Available data Block Start

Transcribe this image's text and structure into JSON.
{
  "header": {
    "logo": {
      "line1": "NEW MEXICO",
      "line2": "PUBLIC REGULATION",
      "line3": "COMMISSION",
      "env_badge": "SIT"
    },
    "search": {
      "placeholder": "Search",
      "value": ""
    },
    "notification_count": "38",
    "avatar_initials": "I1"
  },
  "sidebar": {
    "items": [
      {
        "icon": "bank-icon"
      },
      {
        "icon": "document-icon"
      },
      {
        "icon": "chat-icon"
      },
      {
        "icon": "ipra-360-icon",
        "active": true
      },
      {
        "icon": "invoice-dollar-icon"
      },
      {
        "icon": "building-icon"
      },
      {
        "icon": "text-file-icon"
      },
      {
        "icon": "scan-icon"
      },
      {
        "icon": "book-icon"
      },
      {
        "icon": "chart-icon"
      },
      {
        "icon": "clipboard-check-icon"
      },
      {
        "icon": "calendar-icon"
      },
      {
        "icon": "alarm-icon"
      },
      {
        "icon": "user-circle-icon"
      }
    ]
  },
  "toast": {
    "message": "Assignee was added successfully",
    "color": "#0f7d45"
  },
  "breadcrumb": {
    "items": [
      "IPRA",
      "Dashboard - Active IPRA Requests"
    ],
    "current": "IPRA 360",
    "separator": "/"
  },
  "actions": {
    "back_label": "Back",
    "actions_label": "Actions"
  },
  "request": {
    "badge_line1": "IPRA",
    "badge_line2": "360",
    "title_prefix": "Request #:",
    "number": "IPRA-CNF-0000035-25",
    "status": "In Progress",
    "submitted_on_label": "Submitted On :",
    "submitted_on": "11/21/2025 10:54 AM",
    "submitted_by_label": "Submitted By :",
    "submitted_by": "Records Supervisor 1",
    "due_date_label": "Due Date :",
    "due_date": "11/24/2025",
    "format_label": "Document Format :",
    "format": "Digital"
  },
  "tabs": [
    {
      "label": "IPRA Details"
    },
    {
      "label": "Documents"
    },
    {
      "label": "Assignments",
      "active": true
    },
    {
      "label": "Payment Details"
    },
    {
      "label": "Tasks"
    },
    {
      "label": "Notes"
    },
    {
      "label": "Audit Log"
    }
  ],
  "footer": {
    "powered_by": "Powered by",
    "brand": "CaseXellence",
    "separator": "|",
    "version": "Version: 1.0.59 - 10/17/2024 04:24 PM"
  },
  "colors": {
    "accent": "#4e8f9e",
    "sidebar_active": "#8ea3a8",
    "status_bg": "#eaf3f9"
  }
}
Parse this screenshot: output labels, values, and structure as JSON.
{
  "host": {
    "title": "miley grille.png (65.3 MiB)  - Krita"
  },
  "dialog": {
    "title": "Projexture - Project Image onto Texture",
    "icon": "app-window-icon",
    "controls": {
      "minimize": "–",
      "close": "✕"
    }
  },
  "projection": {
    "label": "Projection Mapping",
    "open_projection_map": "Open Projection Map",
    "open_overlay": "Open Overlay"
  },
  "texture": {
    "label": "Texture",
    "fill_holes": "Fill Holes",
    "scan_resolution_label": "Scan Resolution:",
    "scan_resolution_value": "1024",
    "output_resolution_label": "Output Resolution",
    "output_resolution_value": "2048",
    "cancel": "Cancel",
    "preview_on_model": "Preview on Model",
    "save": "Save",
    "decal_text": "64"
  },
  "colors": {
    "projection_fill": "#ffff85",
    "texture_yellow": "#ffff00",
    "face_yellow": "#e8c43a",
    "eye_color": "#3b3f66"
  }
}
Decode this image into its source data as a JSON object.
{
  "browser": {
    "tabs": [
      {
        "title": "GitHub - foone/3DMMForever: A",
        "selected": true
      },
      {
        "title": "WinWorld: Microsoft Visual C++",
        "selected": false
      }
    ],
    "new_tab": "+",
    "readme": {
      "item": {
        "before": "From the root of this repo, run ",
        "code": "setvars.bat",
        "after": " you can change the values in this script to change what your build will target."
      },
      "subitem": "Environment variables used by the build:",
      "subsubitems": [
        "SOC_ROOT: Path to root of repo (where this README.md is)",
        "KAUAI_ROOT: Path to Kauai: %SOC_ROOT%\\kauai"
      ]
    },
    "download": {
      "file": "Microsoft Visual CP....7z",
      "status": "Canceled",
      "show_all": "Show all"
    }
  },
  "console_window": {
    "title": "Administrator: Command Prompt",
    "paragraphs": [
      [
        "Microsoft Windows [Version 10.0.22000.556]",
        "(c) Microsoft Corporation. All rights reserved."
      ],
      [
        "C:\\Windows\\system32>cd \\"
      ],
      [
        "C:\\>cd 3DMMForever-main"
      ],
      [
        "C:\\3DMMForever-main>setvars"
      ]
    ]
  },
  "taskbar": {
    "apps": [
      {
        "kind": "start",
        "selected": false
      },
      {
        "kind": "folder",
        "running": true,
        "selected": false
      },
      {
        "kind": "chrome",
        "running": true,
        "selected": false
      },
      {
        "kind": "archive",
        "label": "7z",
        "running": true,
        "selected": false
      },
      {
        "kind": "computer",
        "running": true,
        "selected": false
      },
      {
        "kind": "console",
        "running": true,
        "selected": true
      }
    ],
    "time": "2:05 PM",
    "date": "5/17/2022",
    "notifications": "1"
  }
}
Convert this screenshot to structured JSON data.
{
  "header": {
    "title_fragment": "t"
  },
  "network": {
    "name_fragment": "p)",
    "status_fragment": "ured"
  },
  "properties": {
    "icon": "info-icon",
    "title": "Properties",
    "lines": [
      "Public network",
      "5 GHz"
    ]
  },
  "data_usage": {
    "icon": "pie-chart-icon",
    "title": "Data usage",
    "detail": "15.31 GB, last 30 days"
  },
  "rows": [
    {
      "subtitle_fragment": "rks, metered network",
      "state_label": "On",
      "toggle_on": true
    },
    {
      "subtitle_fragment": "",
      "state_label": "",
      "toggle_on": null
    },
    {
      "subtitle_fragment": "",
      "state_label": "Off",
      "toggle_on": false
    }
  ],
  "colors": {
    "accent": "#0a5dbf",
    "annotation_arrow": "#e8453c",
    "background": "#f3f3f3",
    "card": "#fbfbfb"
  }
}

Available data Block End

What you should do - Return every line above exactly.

Completed task -
Transcribe this image's text and structure into JSON.
{
  "header": {
    "logo": {
      "line1": "NEW MEXICO",
      "line2": "PUBLIC REGULATION",
      "line3": "COMMISSION",
      "env_badge": "SIT"
    },
    "search": {
      "placeholder": "Search",
      "value": ""
    },
    "notification_count": "38",
    "avatar_initials": "I1"
  },
  "sidebar": {
    "items": [
      {
        "icon": "bank-icon"
      },
      {
        "icon": "document-icon"
      },
      {
        "icon": "chat-icon"
      },
      {
        "icon": "ipra-360-icon",
        "active": true
      },
      {
        "icon": "invoice-dollar-icon"
      },
      {
        "icon": "building-icon"
      },
      {
        "icon": "text-file-icon"
      },
      {
        "icon": "scan-icon"
      },
      {
        "icon": "book-icon"
      },
      {
        "icon": "chart-icon"
      },
      {
        "icon": "clipboard-check-icon"
      },
      {
        "icon": "calendar-icon"
      },
      {
        "icon": "alarm-icon"
      },
      {
        "icon": "user-circle-icon"
      }
    ]
  },
  "toast": {
    "message": "Assignee was added successfully",
    "color": "#0f7d45"
  },
  "breadcrumb": {
    "items": [
      "IPRA",
      "Dashboard - Active IPRA Requests"
    ],
    "current": "IPRA 360",
    "separator": "/"
  },
  "actions": {
    "back_label": "Back",
    "actions_label": "Actions"
  },
  "request": {
    "badge_line1": "IPRA",
    "badge_line2": "360",
    "title_prefix": "Request #:",
    "number": "IPRA-CNF-0000035-25",
    "status": "In Progress",
    "submitted_on_label": "Submitted On :",
    "submitted_on": "11/21/2025 10:54 AM",
    "submitted_by_label": "Submitted By :",
    "submitted_by": "Records Supervisor 1",
    "due_date_label": "Due Date :",
    "due_date": "11/24/2025",
    "format_label": "Document Format :",
    "format": "Digital"
  },
  "tabs": [
    {
      "label": "IPRA Details"
    },
    {
      "label": "Documents"
    },
    {
      "label": "Assignments",
      "active": true
    },
    {
      "label": "Payment Details"
    },
    {
      "label": "Tasks"
    },
    {
      "label": "Notes"
    },
    {
      "label": "Audit Log"
    }
  ],
  "footer": {
    "powered_by": "Powered by",
    "brand": "CaseXellence",
    "separator": "|",
    "version": "Version: 1.0.59 - 10/17/2024 04:24 PM"
  },
  "colors": {
    "accent": "#4e8f9e",
    "sidebar_active": "#8ea3a8",
    "status_bg": "#eaf3f9"
  }
}
Parse this screenshot: output labels, values, and structure as JSON.
{
  "host": {
    "title": "miley grille.png (65.3 MiB)  - Krita"
  },
  "dialog": {
    "title": "Projexture - Project Image onto Texture",
    "icon": "app-window-icon",
    "controls": {
      "minimize": "–",
      "close": "✕"
    }
  },
  "projection": {
    "label": "Projection Mapping",
    "open_projection_map": "Open Projection Map",
    "open_overlay": "Open Overlay"
  },
  "texture": {
    "label": "Texture",
    "fill_holes": "Fill Holes",
    "scan_resolution_label": "Scan Resolution:",
    "scan_resolution_value": "1024",
    "output_resolution_label": "Output Resolution",
    "output_resolution_value": "2048",
    "cancel": "Cancel",
    "preview_on_model": "Preview on Model",
    "save": "Save",
    "decal_text": "64"
  },
  "colors": {
    "projection_fill": "#ffff85",
    "texture_yellow": "#ffff00",
    "face_yellow": "#e8c43a",
    "eye_color": "#3b3f66"
  }
}
Decode this image into its source data as a JSON object.
{
  "browser": {
    "tabs": [
      {
        "title": "GitHub - foone/3DMMForever: A",
        "selected": true
      },
      {
        "title": "WinWorld: Microsoft Visual C++",
        "selected": false
      }
    ],
    "new_tab": "+",
    "readme": {
      "item": {
        "before": "From the root of this repo, run ",
        "code": "setvars.bat",
        "after": " you can change the values in this script to change what your build will target."
      },
      "subitem": "Environment variables used by the build:",
      "subsubitems": [
        "SOC_ROOT: Path to root of repo (where this README.md is)",
        "KAUAI_ROOT: Path to Kauai: %SOC_ROOT%\\kauai"
      ]
    },
    "download": {
      "file": "Microsoft Visual CP....7z",
      "status": "Canceled",
      "show_all": "Show all"
    }
  },
  "console_window": {
    "title": "Administrator: Command Prompt",
    "paragraphs": [
      [
        "Microsoft Windows [Version 10.0.22000.556]",
        "(c) Microsoft Corporation. All rights reserved."
      ],
      [
        "C:\\Windows\\system32>cd \\"
      ],
      [
        "C:\\>cd 3DMMForever-main"
      ],
      [
        "C:\\3DMMForever-main>setvars"
      ]
    ]
  },
  "taskbar": {
    "apps": [
      {
        "kind": "start",
        "selected": false
      },
      {
        "kind": "folder",
        "running": true,
        "selected": false
      },
      {
        "kind": "chrome",
        "running": true,
        "selected": false
      },
      {
        "kind": "archive",
        "label": "7z",
        "running": true,
        "selected": false
      },
      {
        "kind": "computer",
        "running": true,
        "selected": false
      },
      {
        "kind": "console",
        "running": true,
        "selected": true
      }
    ],
    "time": "2:05 PM",
    "date": "5/17/2022",
    "notifications": "1"
  }
}
Convert this screenshot to structured JSON data.
{
  "header": {
    "title_fragment": "t"
  },
  "network": {
    "name_fragment": "p)",
    "status_fragment": "ured"
  },
  "properties": {
    "icon": "info-icon",
    "title": "Properties",
    "lines": [
      "Public network",
      "5 GHz"
    ]
  },
  "data_usage": {
    "icon": "pie-chart-icon",
    "title": "Data usage",
    "detail": "15.31 GB, last 30 days"
  },
  "rows": [
    {
      "subtitle_fragment": "rks, metered network",
      "state_label": "On",
      "toggle_on": true
    },
    {
      "subtitle_fragment": "",
      "state_label": "",
      "toggle_on": null
    },
    {
      "subtitle_fragment": "",
      "state_label": "Off",
      "toggle_on": false
    }
  ],
  "colors": {
    "accent": "#0a5dbf",
    "annotation_arrow": "#e8453c",
    "background": "#f3f3f3",
    "card": "#fbfbfb"
  }
}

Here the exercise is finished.